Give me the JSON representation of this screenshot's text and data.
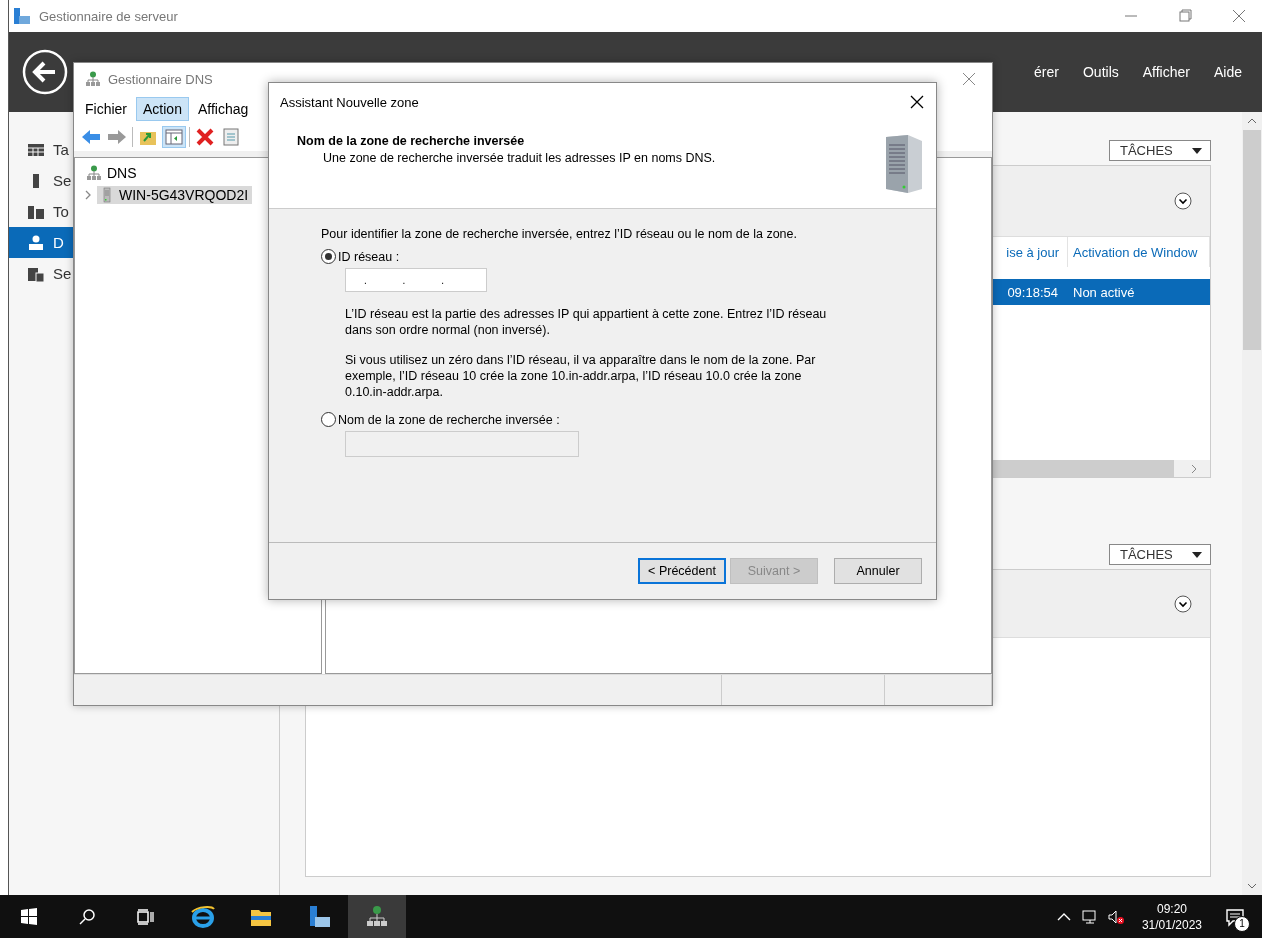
{
  "server_manager": {
    "title": "Gestionnaire de serveur",
    "menu": [
      {
        "label": "érer"
      },
      {
        "label": "Outils"
      },
      {
        "label": "Afficher"
      },
      {
        "label": "Aide"
      }
    ],
    "sidebar": {
      "items": [
        {
          "label": "Ta",
          "kind": "dashboard",
          "selected": false
        },
        {
          "label": "Se",
          "kind": "server",
          "selected": false
        },
        {
          "label": "To",
          "kind": "servers",
          "selected": false
        },
        {
          "label": "D",
          "kind": "dns",
          "selected": true
        },
        {
          "label": "Se",
          "kind": "files",
          "selected": false
        }
      ]
    },
    "tiles": [
      {
        "tasks_label": "TÂCHES",
        "columns": [
          "ise à jour",
          "Activation de Window"
        ],
        "rows": [
          {
            "cells": [
              "09:18:54",
              "Non activé"
            ],
            "selected": true
          }
        ]
      },
      {
        "tasks_label": "TÂCHES"
      }
    ]
  },
  "dns_manager": {
    "title": "Gestionnaire DNS",
    "menu": [
      {
        "label": "Fichier",
        "selected": false
      },
      {
        "label": "Action",
        "selected": true
      },
      {
        "label": "Affichag",
        "selected": false
      }
    ],
    "tree": [
      {
        "label": "DNS",
        "kind": "root",
        "children": [
          {
            "label": "WIN-5G43VRQOD2I",
            "kind": "server",
            "selected": true,
            "expanded": false
          }
        ]
      }
    ]
  },
  "wizard": {
    "title": "Assistant Nouvelle zone",
    "heading": "Nom de la zone de recherche inversée",
    "subheading": "Une zone de recherche inversée traduit les adresses IP en noms DNS.",
    "instruction": "Pour identifier la zone de recherche inversée, entrez l’ID réseau ou le nom de la zone.",
    "options": [
      {
        "label": "ID réseau :",
        "kind": "ip",
        "selected": true,
        "separators": [
          ".",
          ".",
          "."
        ],
        "help": [
          "L’ID réseau est la partie des adresses IP qui appartient à cette zone. Entrez l’ID réseau dans son ordre normal (non inversé).",
          "Si vous utilisez un zéro dans l’ID réseau, il va apparaître dans le nom de la zone. Par exemple, l’ID réseau 10 crée la zone 10.in-addr.arpa, l’ID réseau 10.0 crée la zone 0.10.in-addr.arpa."
        ]
      },
      {
        "label": "Nom de la zone de recherche inversée :",
        "kind": "text",
        "selected": false
      }
    ],
    "buttons": [
      {
        "label": "< Précédent",
        "default": true,
        "disabled": false
      },
      {
        "label": "Suivant >",
        "default": false,
        "disabled": true
      },
      {
        "label": "Annuler",
        "default": false,
        "disabled": false
      }
    ]
  },
  "taskbar": {
    "apps": [
      {
        "kind": "ie",
        "active": false
      },
      {
        "kind": "explorer",
        "active": false
      },
      {
        "kind": "servermanager",
        "active": false
      },
      {
        "kind": "dns",
        "active": true
      }
    ],
    "time": "09:20",
    "date": "31/01/2023",
    "notification_count": "1"
  }
}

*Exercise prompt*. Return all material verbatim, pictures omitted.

*Task output*.
Give me the JSON representation of this screenshot's text and data.
{
  "server_manager": {
    "title": "Gestionnaire de serveur",
    "menu": [
      {
        "label": "érer"
      },
      {
        "label": "Outils"
      },
      {
        "label": "Afficher"
      },
      {
        "label": "Aide"
      }
    ],
    "sidebar": {
      "items": [
        {
          "label": "Ta",
          "kind": "dashboard",
          "selected": false
        },
        {
          "label": "Se",
          "kind": "server",
          "selected": false
        },
        {
          "label": "To",
          "kind": "servers",
          "selected": false
        },
        {
          "label": "D",
          "kind": "dns",
          "selected": true
        },
        {
          "label": "Se",
          "kind": "files",
          "selected": false
        }
      ]
    },
    "tiles": [
      {
        "tasks_label": "TÂCHES",
        "columns": [
          "ise à jour",
          "Activation de Window"
        ],
        "rows": [
          {
            "cells": [
              "09:18:54",
              "Non activé"
            ],
            "selected": true
          }
        ]
      },
      {
        "tasks_label": "TÂCHES"
      }
    ]
  },
  "dns_manager": {
    "title": "Gestionnaire DNS",
    "menu": [
      {
        "label": "Fichier",
        "selected": false
      },
      {
        "label": "Action",
        "selected": true
      },
      {
        "label": "Affichag",
        "selected": false
      }
    ],
    "tree": [
      {
        "label": "DNS",
        "kind": "root",
        "children": [
          {
            "label": "WIN-5G43VRQOD2I",
            "kind": "server",
            "selected": true,
            "expanded": false
          }
        ]
      }
    ]
  },
  "wizard": {
    "title": "Assistant Nouvelle zone",
    "heading": "Nom de la zone de recherche inversée",
    "subheading": "Une zone de recherche inversée traduit les adresses IP en noms DNS.",
    "instruction": "Pour identifier la zone de recherche inversée, entrez l’ID réseau ou le nom de la zone.",
    "options": [
      {
        "label": "ID réseau :",
        "kind": "ip",
        "selected": true,
        "separators": [
          ".",
          ".",
          "."
        ],
        "help": [
          "L’ID réseau est la partie des adresses IP qui appartient à cette zone. Entrez l’ID réseau dans son ordre normal (non inversé).",
          "Si vous utilisez un zéro dans l’ID réseau, il va apparaître dans le nom de la zone. Par exemple, l’ID réseau 10 crée la zone 10.in-addr.arpa, l’ID réseau 10.0 crée la zone 0.10.in-addr.arpa."
        ]
      },
      {
        "label": "Nom de la zone de recherche inversée :",
        "kind": "text",
        "selected": false
      }
    ],
    "buttons": [
      {
        "label": "< Précédent",
        "default": true,
        "disabled": false
      },
      {
        "label": "Suivant >",
        "default": false,
        "disabled": true
      },
      {
        "label": "Annuler",
        "default": false,
        "disabled": false
      }
    ]
  },
  "taskbar": {
    "apps": [
      {
        "kind": "ie",
        "active": false
      },
      {
        "kind": "explorer",
        "active": false
      },
      {
        "kind": "servermanager",
        "active": false
      },
      {
        "kind": "dns",
        "active": true
      }
    ],
    "time": "09:20",
    "date": "31/01/2023",
    "notification_count": "1"
  }
}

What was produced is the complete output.